  • Level of Value—The level of value considers the ownership characteristics, such as the degree of control and marketability assumed. The traditional levels of value are as follows:
    • Controlling Interest—The control level of value represents pricing as if the entire company or controlling interests in it were sold. A controlling owner has the ability to sell the company at his/her discretion and make decisions related to the affairs of the entity.
    • Non-Controlling (Minority) Interest—This is ownership of less than a sufficient number of voting units that would enable an owner to control company policy and make decisions for or on behalf of that company. Such an interest limits an owner’s ability to control the affairs of the entity, so the interest is considered a minority interest.
    • Marketable—Typically, there is a spectrum of ownership interest marketability, ranging from fully marketable to fully non-marketable. An example of a marketable interest would be ownership of a stock of a publicly traded company. For instance, an owner of publicly traded securities can know at all times the market value of his or her holding. He or she can sell that holding on virtually a moment’s notice and receive cash, net of brokerage fees, within several working days.
    • Non-Marketable—A non-marketable interest would be more difficult to buy/sell due to the fact that the interest is not traded publicly (and would not have readily available market values). For this reason, privately held companies sell at a discount that reflects the additional costs, increased uncertainty, and longer time commitments associated with liquidating these types of investments.

Attorney Tip: The level of value required in your jurisdiction can be different depending on the nature of your action. In certain situations, discounts are not considered to be appropriate. For example, in many jurisdictions, discounts for lack of control are not utilized in lawsuits with a dissenting minority shareholder, as applying a discount could harm the minority (non-controlling) member.

  • Premise of Value—The premise of value is driven by the purpose of the valuation and the standard of value established.
    • Going Concern—Assumes that the company will continue to operate into the future in a manner consistent with its intended business purpose.
    • Orderly Liquidation—Assumes the company will be liquidated and the assets will be sold piecemeal with the benefit of being on the market for a reasonable period of time. Usually, orderly liquidation value is executed under a liquidation plan.
    • Forced Liquidation—Assumes the company will be liquidated and the assets will be sold piecemeal, but without the benefit of being on the market for a reasonable period. This premise reflects the effect of third parties (creditors) and market forces and normally doesn’t involve a liquidation plan.

Attorney Tip: The premise of value can affect the valuation approaches and methodology utilized based on the operations of the business being valued and the specific facts and circumstances surrounding the case. Two valuations completed under different premises of value may yield significantly different conclusions.

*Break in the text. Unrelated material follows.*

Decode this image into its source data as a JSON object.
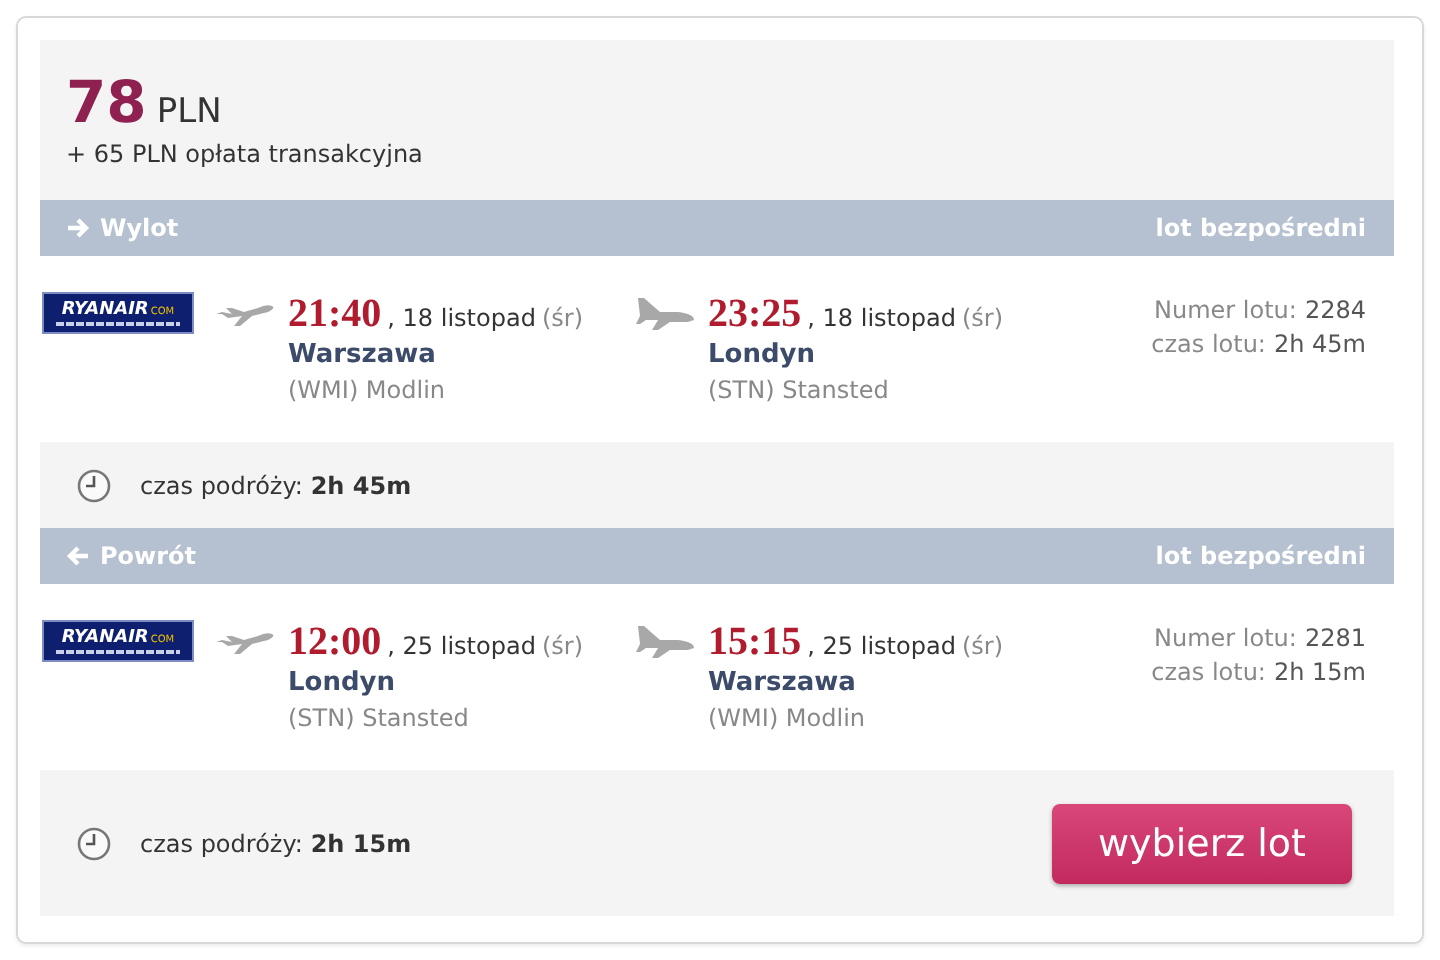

These key considerations are the platform for your business valuation, and each should be clearly understood before undertaking the valuation process. Once these initial steps are completed, next steps will include analyzing the industry and economic climate, evaluating the entity’s historical and projected results, and normalizing the entity’s financial activity to establish the company’s benefit stream. Finally, the valuation methodologies will be selected and applied, and the necessary control and marketability adjustments will be made to reflect the characteristics specific to the nature of the ownership interest being valued (determined in the level of value).